(Study material Opens)
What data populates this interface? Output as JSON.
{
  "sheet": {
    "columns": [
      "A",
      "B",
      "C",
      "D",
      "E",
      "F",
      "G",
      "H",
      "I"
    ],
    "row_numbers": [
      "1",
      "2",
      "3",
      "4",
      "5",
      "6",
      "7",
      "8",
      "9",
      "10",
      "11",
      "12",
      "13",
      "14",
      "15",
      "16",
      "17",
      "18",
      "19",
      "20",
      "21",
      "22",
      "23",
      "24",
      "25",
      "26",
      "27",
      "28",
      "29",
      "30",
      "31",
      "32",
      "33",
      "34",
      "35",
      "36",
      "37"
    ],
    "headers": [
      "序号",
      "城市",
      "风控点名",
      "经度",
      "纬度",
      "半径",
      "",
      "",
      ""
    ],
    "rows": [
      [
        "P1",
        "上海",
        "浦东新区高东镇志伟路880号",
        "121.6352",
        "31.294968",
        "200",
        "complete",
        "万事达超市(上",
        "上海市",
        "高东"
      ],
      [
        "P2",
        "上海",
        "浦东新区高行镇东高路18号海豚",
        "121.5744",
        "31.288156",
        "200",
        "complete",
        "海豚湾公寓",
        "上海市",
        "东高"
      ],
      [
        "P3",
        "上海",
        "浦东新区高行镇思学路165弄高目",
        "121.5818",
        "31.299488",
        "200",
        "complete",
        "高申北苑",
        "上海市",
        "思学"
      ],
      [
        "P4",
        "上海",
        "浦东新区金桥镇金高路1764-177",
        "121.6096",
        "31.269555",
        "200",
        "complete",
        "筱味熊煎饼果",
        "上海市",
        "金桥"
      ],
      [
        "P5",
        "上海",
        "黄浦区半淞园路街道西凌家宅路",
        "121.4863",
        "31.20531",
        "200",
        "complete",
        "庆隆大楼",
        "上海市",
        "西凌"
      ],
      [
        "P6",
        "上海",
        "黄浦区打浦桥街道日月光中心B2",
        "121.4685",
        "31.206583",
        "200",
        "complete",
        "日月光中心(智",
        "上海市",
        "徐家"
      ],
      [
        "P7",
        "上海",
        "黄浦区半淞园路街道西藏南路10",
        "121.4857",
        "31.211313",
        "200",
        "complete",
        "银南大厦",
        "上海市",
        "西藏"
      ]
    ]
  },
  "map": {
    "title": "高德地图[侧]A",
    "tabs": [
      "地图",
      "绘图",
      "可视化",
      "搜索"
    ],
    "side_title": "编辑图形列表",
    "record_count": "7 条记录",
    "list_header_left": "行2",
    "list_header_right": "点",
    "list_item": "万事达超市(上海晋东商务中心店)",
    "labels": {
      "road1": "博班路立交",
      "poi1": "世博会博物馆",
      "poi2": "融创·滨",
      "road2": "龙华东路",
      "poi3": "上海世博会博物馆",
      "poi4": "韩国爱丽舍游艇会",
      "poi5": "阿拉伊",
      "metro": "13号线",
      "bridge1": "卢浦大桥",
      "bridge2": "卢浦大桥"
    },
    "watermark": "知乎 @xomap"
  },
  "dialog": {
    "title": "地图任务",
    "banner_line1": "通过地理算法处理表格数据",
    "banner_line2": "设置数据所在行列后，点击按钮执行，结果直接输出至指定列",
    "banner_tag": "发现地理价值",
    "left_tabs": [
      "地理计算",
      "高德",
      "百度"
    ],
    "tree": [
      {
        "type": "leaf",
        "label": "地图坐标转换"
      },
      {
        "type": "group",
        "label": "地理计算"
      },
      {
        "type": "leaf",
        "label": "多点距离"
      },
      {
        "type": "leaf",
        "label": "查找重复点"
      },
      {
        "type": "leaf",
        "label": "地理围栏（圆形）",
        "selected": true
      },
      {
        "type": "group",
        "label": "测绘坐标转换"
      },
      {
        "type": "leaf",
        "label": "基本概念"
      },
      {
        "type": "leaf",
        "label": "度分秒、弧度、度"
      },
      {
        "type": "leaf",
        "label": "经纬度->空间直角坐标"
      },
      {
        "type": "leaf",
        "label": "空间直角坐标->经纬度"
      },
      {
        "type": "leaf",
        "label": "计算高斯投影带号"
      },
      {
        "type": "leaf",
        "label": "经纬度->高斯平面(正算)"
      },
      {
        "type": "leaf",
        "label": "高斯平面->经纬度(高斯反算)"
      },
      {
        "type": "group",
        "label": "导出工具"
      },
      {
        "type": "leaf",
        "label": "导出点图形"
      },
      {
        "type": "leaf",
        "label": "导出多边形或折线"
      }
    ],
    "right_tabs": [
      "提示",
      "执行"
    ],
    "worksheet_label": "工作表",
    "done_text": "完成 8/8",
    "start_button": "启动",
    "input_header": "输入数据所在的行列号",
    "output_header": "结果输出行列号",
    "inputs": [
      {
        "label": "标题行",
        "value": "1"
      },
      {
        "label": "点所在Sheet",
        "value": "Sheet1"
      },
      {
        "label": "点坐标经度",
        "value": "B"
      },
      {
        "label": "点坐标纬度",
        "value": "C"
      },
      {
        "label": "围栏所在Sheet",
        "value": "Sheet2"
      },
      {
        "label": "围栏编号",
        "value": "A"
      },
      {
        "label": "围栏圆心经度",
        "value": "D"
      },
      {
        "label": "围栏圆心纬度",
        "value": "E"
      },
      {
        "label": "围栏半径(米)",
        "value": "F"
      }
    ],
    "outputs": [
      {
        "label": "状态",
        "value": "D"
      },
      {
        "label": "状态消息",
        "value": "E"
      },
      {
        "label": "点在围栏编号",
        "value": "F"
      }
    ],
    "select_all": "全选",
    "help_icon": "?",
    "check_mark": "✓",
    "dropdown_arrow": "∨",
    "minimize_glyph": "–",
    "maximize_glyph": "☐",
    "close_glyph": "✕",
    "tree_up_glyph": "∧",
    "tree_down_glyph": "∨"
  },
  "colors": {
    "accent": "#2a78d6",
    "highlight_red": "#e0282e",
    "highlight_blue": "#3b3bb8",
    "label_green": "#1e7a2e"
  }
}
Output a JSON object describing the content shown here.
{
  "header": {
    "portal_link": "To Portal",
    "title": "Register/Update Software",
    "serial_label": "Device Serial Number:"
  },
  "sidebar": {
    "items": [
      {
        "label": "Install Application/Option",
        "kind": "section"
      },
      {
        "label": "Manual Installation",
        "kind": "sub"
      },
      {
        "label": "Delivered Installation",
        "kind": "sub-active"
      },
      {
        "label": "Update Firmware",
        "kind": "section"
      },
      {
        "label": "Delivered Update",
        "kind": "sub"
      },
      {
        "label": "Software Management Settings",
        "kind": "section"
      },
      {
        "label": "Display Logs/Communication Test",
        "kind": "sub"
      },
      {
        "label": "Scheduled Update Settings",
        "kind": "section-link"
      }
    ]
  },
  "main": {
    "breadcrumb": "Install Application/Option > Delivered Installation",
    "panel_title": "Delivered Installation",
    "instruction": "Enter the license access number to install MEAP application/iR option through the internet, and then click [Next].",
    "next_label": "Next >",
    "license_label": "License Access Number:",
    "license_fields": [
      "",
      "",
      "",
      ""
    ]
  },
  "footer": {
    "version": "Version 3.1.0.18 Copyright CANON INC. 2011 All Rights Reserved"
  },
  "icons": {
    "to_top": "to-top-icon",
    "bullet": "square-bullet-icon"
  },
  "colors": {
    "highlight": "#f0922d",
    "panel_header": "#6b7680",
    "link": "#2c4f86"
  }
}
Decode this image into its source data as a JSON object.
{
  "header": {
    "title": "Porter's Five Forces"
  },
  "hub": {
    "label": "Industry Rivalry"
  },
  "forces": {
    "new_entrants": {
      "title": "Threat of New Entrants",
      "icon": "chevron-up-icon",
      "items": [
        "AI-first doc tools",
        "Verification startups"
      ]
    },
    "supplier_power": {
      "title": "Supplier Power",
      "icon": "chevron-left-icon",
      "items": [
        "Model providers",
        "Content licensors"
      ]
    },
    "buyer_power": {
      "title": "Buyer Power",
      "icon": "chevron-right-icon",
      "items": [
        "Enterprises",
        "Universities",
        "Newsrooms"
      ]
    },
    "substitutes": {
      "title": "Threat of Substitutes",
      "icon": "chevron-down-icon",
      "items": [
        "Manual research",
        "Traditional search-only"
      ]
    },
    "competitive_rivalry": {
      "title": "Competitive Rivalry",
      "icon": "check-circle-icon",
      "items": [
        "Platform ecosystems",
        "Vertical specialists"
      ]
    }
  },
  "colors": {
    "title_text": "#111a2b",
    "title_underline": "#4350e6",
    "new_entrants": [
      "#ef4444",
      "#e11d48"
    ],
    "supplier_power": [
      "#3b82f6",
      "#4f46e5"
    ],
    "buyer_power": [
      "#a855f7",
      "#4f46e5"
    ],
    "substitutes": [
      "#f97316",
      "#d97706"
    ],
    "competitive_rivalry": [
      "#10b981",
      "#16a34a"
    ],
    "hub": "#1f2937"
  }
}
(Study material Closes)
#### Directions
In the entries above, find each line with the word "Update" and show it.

#### Solution to this problem
    "title": "Register/Update Software",
        "label": "Update Firmware",
        "label": "Delivered Update",
        "label": "Scheduled Update Settings",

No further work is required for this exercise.